Erickcek said through 2025, a third of the regional workforce will need retraining to perform the more technical jobs of tomorrow. Another third of the workforce will come out of the existing kindergarten-to-12th grade school system. The remaining third will have to come from in-migration of skilled workers from outside the area.

To provide the new homegrown workforce, the state’s educational system must change its curriculum, Erickcek said. Schools must develop courses that meet employers’ needs for more advanced skills in math, science and even mechanics.

But at the same time, area employers also must address a wage issue so West Michigan can become a better draw for skilled labor, Erickcek said.

“I’m not sure there is so much of a skills gap, as a wage gap,” he said. “Wages for production workers across the Midwest have stagnated over the past three to five years. It’s possible some of the firms who are paying low wages are unable to attract the workers they need because of the inadequate wage and benefit packages they are offering.

“Nationwide, a lot of employers also are being picky about their new hires. They want to find a person who fits in well, needs little training, and is willing to work for lower wages. Otherwise, they don’t fill the open jobs.”

Erickcek said he also finds it particularly interesting that employers say they’re looking for new hires to have soft skills — flexibility, technology skills more than technical skills, and the ability to be team players.

Being proactive

Talent 2025’s Stotts points to member company Autocam as an example of what West Michigan employers can do to create these ideal workers. Autocam has been working with The Right Place Inc.’s Manufacturing Council to encourage other area manufacturers to join the AMP program at Grand Rapids Community College.

So far, Gentex Corp. in Zeeland, Paragon Die & Engineering Co. of Grand Rapids, and Muskegon-based Anderson Global Inc. have joined. Kennedy also said the Michigan Economic Development Corp. has been studying the AMP model as one possible way for Michigan to address the technical job skills gap on a statewide level.

AMP was borne from an in-house training program Autocam launched about two decades ago to teach employees how to work with some sophisticated European-made machine tools the supplier used to build precision components for the automotive industry, Kennedy said. The program evolved in 1995 into a more formalized apprenticeship program.

Through 2011, the eight apprenticeship programs at Autocam helped train 88 people at a cost of $15,000 per person, according to the company. That cost includes class time, books and shop supplies, but does not include wages and benefits paid to the workers in the program. Sixty of the employees that started as apprentices remain at Autocam today.

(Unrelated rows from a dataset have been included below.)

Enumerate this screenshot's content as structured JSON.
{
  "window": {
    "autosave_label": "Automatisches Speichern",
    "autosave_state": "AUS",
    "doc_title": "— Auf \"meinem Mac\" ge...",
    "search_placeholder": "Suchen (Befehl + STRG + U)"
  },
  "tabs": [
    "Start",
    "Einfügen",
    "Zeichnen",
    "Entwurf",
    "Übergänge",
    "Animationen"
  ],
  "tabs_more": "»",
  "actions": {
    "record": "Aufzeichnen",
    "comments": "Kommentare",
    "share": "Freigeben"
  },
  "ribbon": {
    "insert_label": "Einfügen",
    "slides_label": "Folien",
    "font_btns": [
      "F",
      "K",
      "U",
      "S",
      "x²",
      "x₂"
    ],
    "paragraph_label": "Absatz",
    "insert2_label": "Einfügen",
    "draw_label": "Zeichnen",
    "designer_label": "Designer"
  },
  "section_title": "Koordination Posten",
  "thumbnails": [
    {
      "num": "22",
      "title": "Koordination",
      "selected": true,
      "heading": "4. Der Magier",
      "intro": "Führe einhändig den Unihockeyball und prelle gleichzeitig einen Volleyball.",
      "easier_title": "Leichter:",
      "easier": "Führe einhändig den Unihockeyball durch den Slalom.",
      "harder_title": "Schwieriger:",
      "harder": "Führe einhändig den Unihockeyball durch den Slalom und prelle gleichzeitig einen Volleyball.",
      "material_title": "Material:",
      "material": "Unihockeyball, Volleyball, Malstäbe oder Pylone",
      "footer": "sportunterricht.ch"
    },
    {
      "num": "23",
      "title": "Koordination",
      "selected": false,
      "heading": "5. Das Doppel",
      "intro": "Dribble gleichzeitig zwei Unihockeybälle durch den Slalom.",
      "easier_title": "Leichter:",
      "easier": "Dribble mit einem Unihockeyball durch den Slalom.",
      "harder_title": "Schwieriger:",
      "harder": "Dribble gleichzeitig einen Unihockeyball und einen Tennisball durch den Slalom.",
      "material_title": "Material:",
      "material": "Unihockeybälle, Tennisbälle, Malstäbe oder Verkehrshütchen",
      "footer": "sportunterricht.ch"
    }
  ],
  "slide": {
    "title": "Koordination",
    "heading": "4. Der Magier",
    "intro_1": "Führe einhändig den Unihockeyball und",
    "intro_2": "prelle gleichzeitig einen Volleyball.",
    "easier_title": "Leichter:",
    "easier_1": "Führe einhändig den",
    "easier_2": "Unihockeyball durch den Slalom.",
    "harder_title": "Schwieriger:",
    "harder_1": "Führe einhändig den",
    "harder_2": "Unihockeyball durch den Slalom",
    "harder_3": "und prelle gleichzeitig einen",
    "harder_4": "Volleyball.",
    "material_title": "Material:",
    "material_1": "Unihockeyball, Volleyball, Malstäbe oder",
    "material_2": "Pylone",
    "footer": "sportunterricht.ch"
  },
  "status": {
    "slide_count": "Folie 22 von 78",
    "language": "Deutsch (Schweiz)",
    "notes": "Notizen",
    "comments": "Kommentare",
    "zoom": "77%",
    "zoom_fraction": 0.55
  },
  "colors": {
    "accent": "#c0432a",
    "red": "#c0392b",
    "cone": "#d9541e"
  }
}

In 2012, the apprenticeship program morphed into the AMP program involving GRCC.
Kennedy said he’s constantly looking for motivated young people to learn the manufacturing trade through AMP.

Besides employing about 700 people at seven plants in North America, Autocam employs 800 people at seven factories in Europe, South America and Asia. Most of the company’s business is as a Tier-I automotive supplier, but Autocam also builds precision medical devices.

While the AMP program has helped, last fall Autocam also reached out to area high schools to introduce 38 guidance counselors to the brave new world of high-tech advanced manufacturing. The outreach program included high schools in Byron Center, Caledonia, Coopersville, Forest Hills, Grand Rapids, Kentwood and Lowell.

“When they toured our medical device plant, where you can literally eat off the floors, we got an incredible reception from them,” Kennedy said.

Lakeshore Advantage is also quietly developing a community educational outreach program. Thelen said he wants to connect area employers with local students as early as the sixth grade. The program will match students to available training to fit employers’ needs.

A formal announcement is expected in June.

“We want to make students and their parents more aware of career opportunities in manufacturing,” Thelen said. “We want to get closer alignment between students and the labor supply.”

Read 8896 times Last modified on Friday, 10 May 2013 12:54